The first mention of the Jews in the Bible occurs in the second book of Kings, which describes the fall and captivity of Judah. “Now it came to pass in the ninth year of his reign, in the tenth month, on the tenth day of the month, that Nebuchadnezzar king of Babylon and all his army came against Jerusalem and encamped against it; and they built a siege wall against it all around. 2 So the city was besieged until the eleventh year of King Zedekiah” (2 Kings 25:1-2)
What is Zionism, or maybe a better question to ask is what Zion is? The first thing to understand is there is both a natural and spiritual component to God’s Kingdom. Let’s look at the natural first. Mount Zion, called Mount Moriah in the Bible is a ridge system located in Jerusalem. East of Mount Zion is the Mount of Olives. These north-south ridgelines are separated by the Kidron Valley. The Mount of Olives is where Jesus ascended to heaven and is the place where He is prophesied to return.
It should be apparent to anyone even casually reading the news that the world is becoming more divisive. Some might argue the earth has always experienced conflict, which is probably accurate, and only proves that humanity continues to go through cycles of self-destructive behavior that ultimately leads to major national and international conflicts. Are we in that same place today? A new survey from the Pew Research Center reveals the political polarization in the United States has reached a dangerous extreme.

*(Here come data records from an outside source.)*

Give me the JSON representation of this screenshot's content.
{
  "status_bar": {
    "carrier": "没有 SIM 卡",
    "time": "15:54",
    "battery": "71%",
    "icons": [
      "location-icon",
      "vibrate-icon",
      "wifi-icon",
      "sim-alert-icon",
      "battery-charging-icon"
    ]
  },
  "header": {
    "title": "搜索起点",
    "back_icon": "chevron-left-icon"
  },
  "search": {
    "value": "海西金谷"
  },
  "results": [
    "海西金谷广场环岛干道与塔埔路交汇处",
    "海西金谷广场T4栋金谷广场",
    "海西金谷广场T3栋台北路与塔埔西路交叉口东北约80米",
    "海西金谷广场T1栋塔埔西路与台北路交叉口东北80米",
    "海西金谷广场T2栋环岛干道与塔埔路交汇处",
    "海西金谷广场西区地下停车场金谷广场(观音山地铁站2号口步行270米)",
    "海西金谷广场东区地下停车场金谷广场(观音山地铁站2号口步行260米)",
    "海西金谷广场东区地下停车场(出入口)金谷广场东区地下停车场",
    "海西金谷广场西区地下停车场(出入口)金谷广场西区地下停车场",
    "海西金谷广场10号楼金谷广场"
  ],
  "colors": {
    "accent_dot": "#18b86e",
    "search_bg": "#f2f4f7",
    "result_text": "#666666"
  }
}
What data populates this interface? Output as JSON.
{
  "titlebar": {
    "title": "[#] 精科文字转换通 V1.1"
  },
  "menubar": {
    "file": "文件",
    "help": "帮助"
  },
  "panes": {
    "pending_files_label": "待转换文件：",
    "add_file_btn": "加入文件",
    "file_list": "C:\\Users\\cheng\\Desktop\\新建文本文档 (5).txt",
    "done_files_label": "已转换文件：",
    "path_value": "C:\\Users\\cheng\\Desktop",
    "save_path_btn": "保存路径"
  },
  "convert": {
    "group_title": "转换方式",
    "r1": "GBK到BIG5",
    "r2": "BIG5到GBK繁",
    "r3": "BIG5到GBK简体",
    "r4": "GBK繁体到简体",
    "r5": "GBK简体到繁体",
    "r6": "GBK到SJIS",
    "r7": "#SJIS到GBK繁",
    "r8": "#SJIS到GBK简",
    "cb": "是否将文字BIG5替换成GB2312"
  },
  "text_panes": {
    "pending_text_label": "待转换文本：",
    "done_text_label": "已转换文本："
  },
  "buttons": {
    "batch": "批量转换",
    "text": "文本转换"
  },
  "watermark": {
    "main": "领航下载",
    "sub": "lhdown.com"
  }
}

It is written, “The LORD God formed man of the dust of the ground, and breathed into his nostrils the breath of life [nishmat chaim]; and man became a living being [in Hebrew a living soul—Nefesh Chaya]” (Genesis 2:7). Thus, God created man in His image, male and female He created us. We are therefore complex beings comprised of a body formed by the hand of God and made from the dust of the earth, and a soul, a spirit that God breathed into us. While certain basic instincts and emotions chemically derive from our physical bodies, our God-breathed souls contain the more profound essence of who we are. For this reason, we are not like any other creature.
The Apostle Paul had much to say to the gentiles about their relationship with the Jewish people, even warning them to not boast or become arrogant against them. Paul made these critical points in his message to the church at Rome, specifically Chapters nine through eleven. I have paraphrased and emphasized these below, and I believe scripture speaks plainly for itself.
Arguments between early Jewish and gentile believers often resolved around a theological disagreement over the Law of Moses. The word law is translated from the Hebrew word Torah, and literally means instruction. This instruction was intricately woven into the Mosaic Covenant, encompassing 613 positive and negative obligations (does and don’ts).
“Repent therefore and be converted, that your sins may be blotted out, so that times of refreshing may come from the presence of the Lord, and that He may send Jesus Christ, who was preached to you before, whom heaven must receive until the times of restoration of all things, which God has spoken by the mouth of all His holy prophets since the world began” (Acts 3:19-21, NKJV). There is much to understand from these three verses. We are going to focus on the last part, where it reads, “until the times of restoration of all things…”